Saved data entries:
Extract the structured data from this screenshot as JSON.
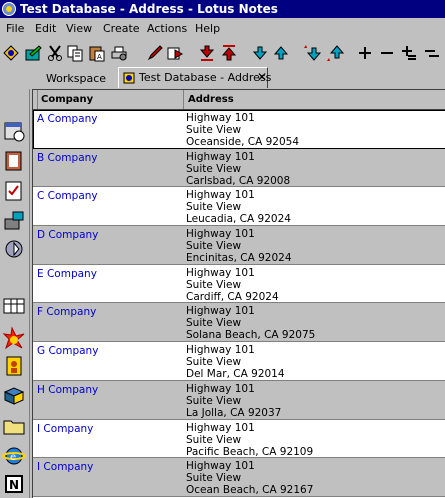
{
  "window": {
    "title": "Test Database - Address - Lotus Notes"
  },
  "menu": [
    "File",
    "Edit",
    "View",
    "Create",
    "Actions",
    "Help"
  ],
  "tabs": {
    "workspace": "Workspace",
    "active": "Test Database - Address",
    "close": "✕"
  },
  "columns": {
    "company": "Company",
    "address": "Address"
  },
  "rows": [
    {
      "company": "A Company",
      "street": "Highway 101",
      "suite": "Suite View",
      "city": "Oceanside, CA  92054"
    },
    {
      "company": "B Company",
      "street": "Highway 101",
      "suite": "Suite View",
      "city": "Carlsbad, CA  92008"
    },
    {
      "company": "C Company",
      "street": "Highway 101",
      "suite": "Suite View",
      "city": "Leucadia, CA  92024"
    },
    {
      "company": "D Company",
      "street": "Highway 101",
      "suite": "Suite View",
      "city": "Encinitas, CA  92024"
    },
    {
      "company": "E Company",
      "street": "Highway 101",
      "suite": "Suite View",
      "city": "Cardiff, CA  92024"
    },
    {
      "company": "F Company",
      "street": "Highway 101",
      "suite": "Suite View",
      "city": "Solana Beach, CA  92075"
    },
    {
      "company": "G Company",
      "street": "Highway 101",
      "suite": "Suite View",
      "city": "Del Mar, CA  92014"
    },
    {
      "company": "H Company",
      "street": "Highway 101",
      "suite": "Suite View",
      "city": "La Jolla, CA  92037"
    },
    {
      "company": "I Company",
      "street": "Highway 101",
      "suite": "Suite View",
      "city": "Pacific Beach, CA  92109"
    },
    {
      "company": "I Company",
      "street": "Highway 101",
      "suite": "Suite View",
      "city": "Ocean Beach, CA  92167"
    }
  ],
  "toolbar_icons": [
    "bookmark-icon",
    "edit-document-icon",
    "cut-icon",
    "copy-icon",
    "paste-icon",
    "print-icon",
    "pen-icon",
    "forward-icon",
    "previous-unread-icon",
    "next-unread-icon",
    "previous-icon",
    "next-icon",
    "previous-marked-icon",
    "next-marked-icon",
    "expand-icon",
    "collapse-icon",
    "expand-all-icon",
    "collapse-all-icon"
  ],
  "sidebar_icons": [
    "calendar-icon",
    "address-book-icon",
    "todo-icon",
    "phone-icon",
    "replicator-icon",
    "workspace-icon",
    "alarm-icon",
    "agent-icon",
    "database-icon",
    "folder-icon",
    "internet-icon",
    "notes-icon"
  ],
  "colors": {
    "title_bar": "#000080",
    "link_blue": "#0000cc",
    "row_alt": "#c0c0c0"
  }
}
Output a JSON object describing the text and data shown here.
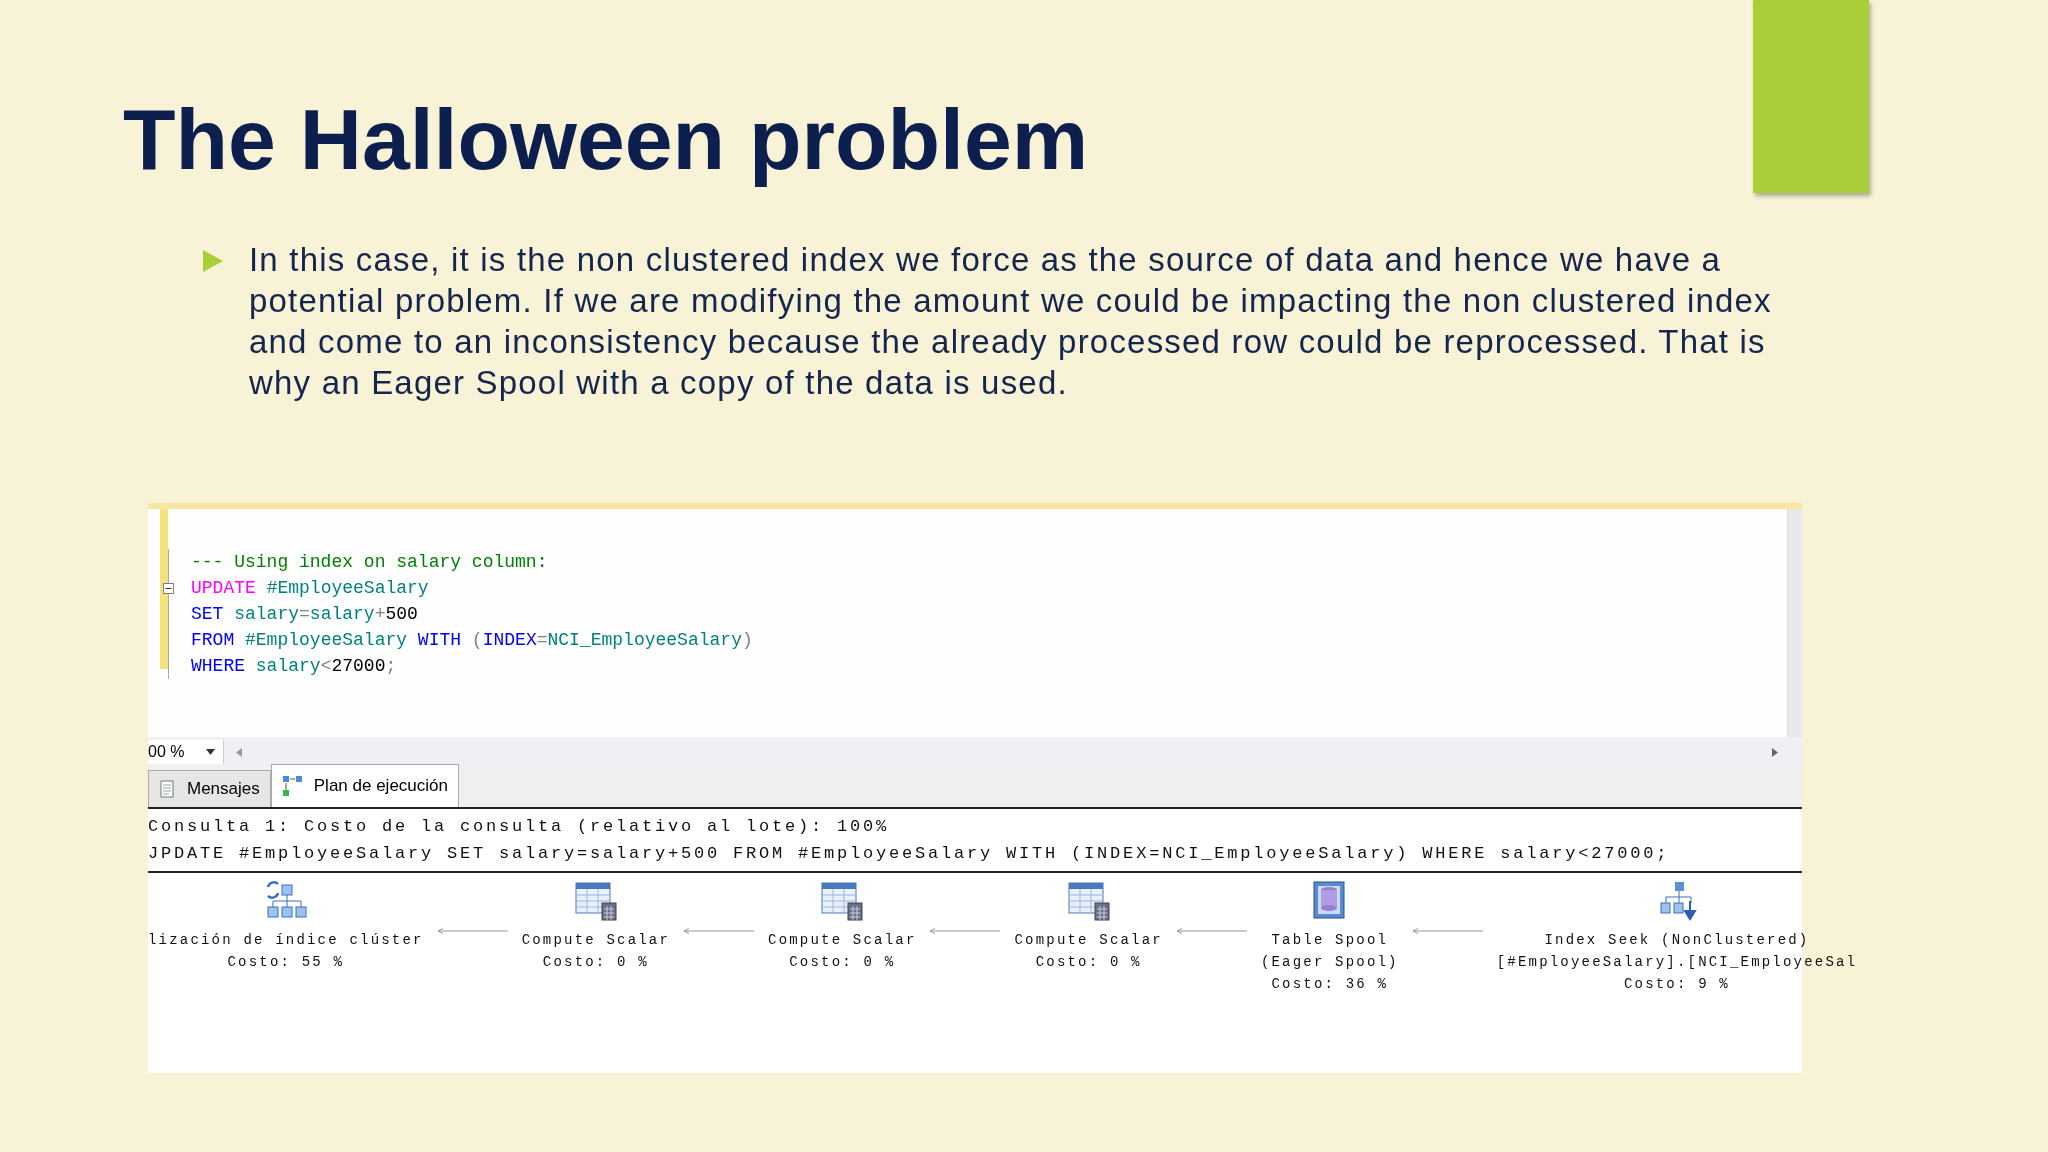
{
  "title": "The Halloween problem",
  "bullets": [
    "In this case, it is the non clustered index we force as the source of data and hence we have a potential problem. If we are modifying the amount we could be impacting the non clustered index and come to an inconsistency because the already processed row could be reprocessed. That is why an Eager Spool with a copy of the data is used."
  ],
  "editor": {
    "lines": [
      {
        "collapsible": false,
        "tokens": [
          {
            "kind": "comment",
            "text": "--- Using index on salary column:"
          }
        ]
      },
      {
        "collapsible": true,
        "tokens": [
          {
            "kind": "pink",
            "text": "UPDATE "
          },
          {
            "kind": "ident",
            "text": "#EmployeeSalary"
          }
        ]
      },
      {
        "collapsible": false,
        "tokens": [
          {
            "kind": "keyword",
            "text": "SET "
          },
          {
            "kind": "ident",
            "text": "salary"
          },
          {
            "kind": "op",
            "text": "="
          },
          {
            "kind": "ident",
            "text": "salary"
          },
          {
            "kind": "op",
            "text": "+"
          },
          {
            "kind": "plain",
            "text": "500"
          }
        ]
      },
      {
        "collapsible": false,
        "tokens": [
          {
            "kind": "keyword",
            "text": "FROM "
          },
          {
            "kind": "ident",
            "text": "#EmployeeSalary "
          },
          {
            "kind": "keyword",
            "text": "WITH "
          },
          {
            "kind": "op",
            "text": "("
          },
          {
            "kind": "keyword",
            "text": "INDEX"
          },
          {
            "kind": "op",
            "text": "="
          },
          {
            "kind": "ident",
            "text": "NCI_EmployeeSalary"
          },
          {
            "kind": "op",
            "text": ")"
          }
        ]
      },
      {
        "collapsible": false,
        "tokens": [
          {
            "kind": "keyword",
            "text": "WHERE "
          },
          {
            "kind": "ident",
            "text": "salary"
          },
          {
            "kind": "op",
            "text": "<"
          },
          {
            "kind": "plain",
            "text": "27000"
          },
          {
            "kind": "op",
            "text": ";"
          }
        ]
      }
    ]
  },
  "zoom": "00 %",
  "tabs": [
    {
      "label": "Mensajes",
      "kind": "messages",
      "selected": false
    },
    {
      "label": "Plan de ejecución",
      "kind": "plan",
      "selected": true
    }
  ],
  "results": [
    "Consulta 1: Costo de la consulta (relativo al lote): 100%",
    "JPDATE #EmployeeSalary SET salary=salary+500 FROM #EmployeeSalary WITH (INDEX=NCI_EmployeeSalary) WHERE salary<27000;"
  ],
  "plan": [
    {
      "kind": "update",
      "lines": [
        "lización de índice clúster",
        "Costo: 55 %"
      ]
    },
    {
      "kind": "compute",
      "lines": [
        "Compute Scalar",
        "Costo: 0 %"
      ]
    },
    {
      "kind": "compute",
      "lines": [
        "Compute Scalar",
        "Costo: 0 %"
      ]
    },
    {
      "kind": "compute",
      "lines": [
        "Compute Scalar",
        "Costo: 0 %"
      ]
    },
    {
      "kind": "spool",
      "lines": [
        "Table Spool",
        "(Eager Spool)",
        "Costo: 36 %"
      ]
    },
    {
      "kind": "seek",
      "lines": [
        "Index Seek (NonClustered)",
        "[#EmployeeSalary].[NCI_EmployeeSal",
        "Costo: 9 %"
      ]
    }
  ]
}
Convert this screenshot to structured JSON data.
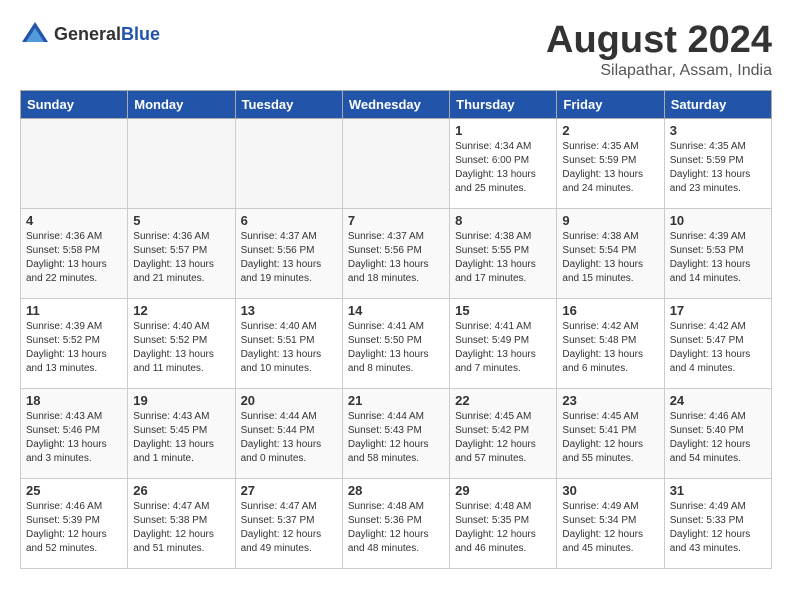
{
  "logo": {
    "general": "General",
    "blue": "Blue"
  },
  "title": "August 2024",
  "subtitle": "Silapathar, Assam, India",
  "days_of_week": [
    "Sunday",
    "Monday",
    "Tuesday",
    "Wednesday",
    "Thursday",
    "Friday",
    "Saturday"
  ],
  "weeks": [
    [
      {
        "day": "",
        "empty": true
      },
      {
        "day": "",
        "empty": true
      },
      {
        "day": "",
        "empty": true
      },
      {
        "day": "",
        "empty": true
      },
      {
        "day": "1",
        "sunrise": "4:34 AM",
        "sunset": "6:00 PM",
        "daylight": "13 hours and 25 minutes."
      },
      {
        "day": "2",
        "sunrise": "4:35 AM",
        "sunset": "5:59 PM",
        "daylight": "13 hours and 24 minutes."
      },
      {
        "day": "3",
        "sunrise": "4:35 AM",
        "sunset": "5:59 PM",
        "daylight": "13 hours and 23 minutes."
      }
    ],
    [
      {
        "day": "4",
        "sunrise": "4:36 AM",
        "sunset": "5:58 PM",
        "daylight": "13 hours and 22 minutes."
      },
      {
        "day": "5",
        "sunrise": "4:36 AM",
        "sunset": "5:57 PM",
        "daylight": "13 hours and 21 minutes."
      },
      {
        "day": "6",
        "sunrise": "4:37 AM",
        "sunset": "5:56 PM",
        "daylight": "13 hours and 19 minutes."
      },
      {
        "day": "7",
        "sunrise": "4:37 AM",
        "sunset": "5:56 PM",
        "daylight": "13 hours and 18 minutes."
      },
      {
        "day": "8",
        "sunrise": "4:38 AM",
        "sunset": "5:55 PM",
        "daylight": "13 hours and 17 minutes."
      },
      {
        "day": "9",
        "sunrise": "4:38 AM",
        "sunset": "5:54 PM",
        "daylight": "13 hours and 15 minutes."
      },
      {
        "day": "10",
        "sunrise": "4:39 AM",
        "sunset": "5:53 PM",
        "daylight": "13 hours and 14 minutes."
      }
    ],
    [
      {
        "day": "11",
        "sunrise": "4:39 AM",
        "sunset": "5:52 PM",
        "daylight": "13 hours and 13 minutes."
      },
      {
        "day": "12",
        "sunrise": "4:40 AM",
        "sunset": "5:52 PM",
        "daylight": "13 hours and 11 minutes."
      },
      {
        "day": "13",
        "sunrise": "4:40 AM",
        "sunset": "5:51 PM",
        "daylight": "13 hours and 10 minutes."
      },
      {
        "day": "14",
        "sunrise": "4:41 AM",
        "sunset": "5:50 PM",
        "daylight": "13 hours and 8 minutes."
      },
      {
        "day": "15",
        "sunrise": "4:41 AM",
        "sunset": "5:49 PM",
        "daylight": "13 hours and 7 minutes."
      },
      {
        "day": "16",
        "sunrise": "4:42 AM",
        "sunset": "5:48 PM",
        "daylight": "13 hours and 6 minutes."
      },
      {
        "day": "17",
        "sunrise": "4:42 AM",
        "sunset": "5:47 PM",
        "daylight": "13 hours and 4 minutes."
      }
    ],
    [
      {
        "day": "18",
        "sunrise": "4:43 AM",
        "sunset": "5:46 PM",
        "daylight": "13 hours and 3 minutes."
      },
      {
        "day": "19",
        "sunrise": "4:43 AM",
        "sunset": "5:45 PM",
        "daylight": "13 hours and 1 minute."
      },
      {
        "day": "20",
        "sunrise": "4:44 AM",
        "sunset": "5:44 PM",
        "daylight": "13 hours and 0 minutes."
      },
      {
        "day": "21",
        "sunrise": "4:44 AM",
        "sunset": "5:43 PM",
        "daylight": "12 hours and 58 minutes."
      },
      {
        "day": "22",
        "sunrise": "4:45 AM",
        "sunset": "5:42 PM",
        "daylight": "12 hours and 57 minutes."
      },
      {
        "day": "23",
        "sunrise": "4:45 AM",
        "sunset": "5:41 PM",
        "daylight": "12 hours and 55 minutes."
      },
      {
        "day": "24",
        "sunrise": "4:46 AM",
        "sunset": "5:40 PM",
        "daylight": "12 hours and 54 minutes."
      }
    ],
    [
      {
        "day": "25",
        "sunrise": "4:46 AM",
        "sunset": "5:39 PM",
        "daylight": "12 hours and 52 minutes."
      },
      {
        "day": "26",
        "sunrise": "4:47 AM",
        "sunset": "5:38 PM",
        "daylight": "12 hours and 51 minutes."
      },
      {
        "day": "27",
        "sunrise": "4:47 AM",
        "sunset": "5:37 PM",
        "daylight": "12 hours and 49 minutes."
      },
      {
        "day": "28",
        "sunrise": "4:48 AM",
        "sunset": "5:36 PM",
        "daylight": "12 hours and 48 minutes."
      },
      {
        "day": "29",
        "sunrise": "4:48 AM",
        "sunset": "5:35 PM",
        "daylight": "12 hours and 46 minutes."
      },
      {
        "day": "30",
        "sunrise": "4:49 AM",
        "sunset": "5:34 PM",
        "daylight": "12 hours and 45 minutes."
      },
      {
        "day": "31",
        "sunrise": "4:49 AM",
        "sunset": "5:33 PM",
        "daylight": "12 hours and 43 minutes."
      }
    ]
  ]
}
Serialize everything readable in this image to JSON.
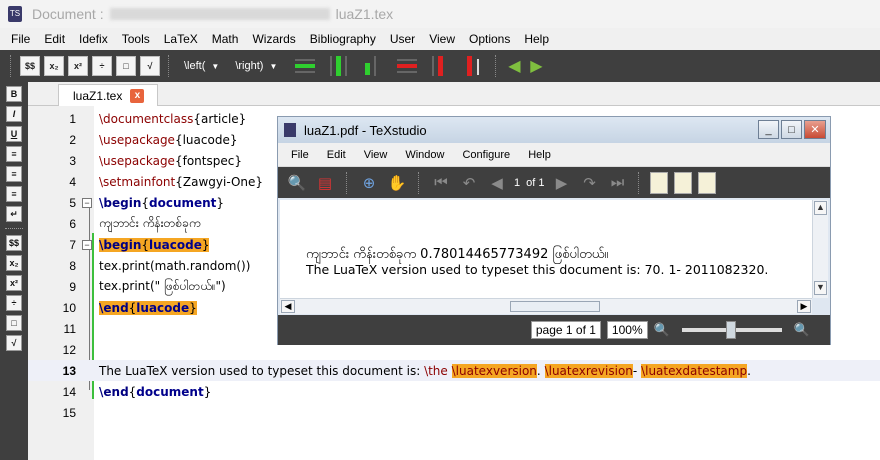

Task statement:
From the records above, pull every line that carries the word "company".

Answer space:
    "company": "Company",
      "company": "A Company",
      "company": "B Company",
      "company": "C Company",
      "company": "D Company",
      "company": "E Company",
      "company": "F Company",
      "company": "G Company",
      "company": "H Company",
      "company": "I Company",
      "company": "I Company",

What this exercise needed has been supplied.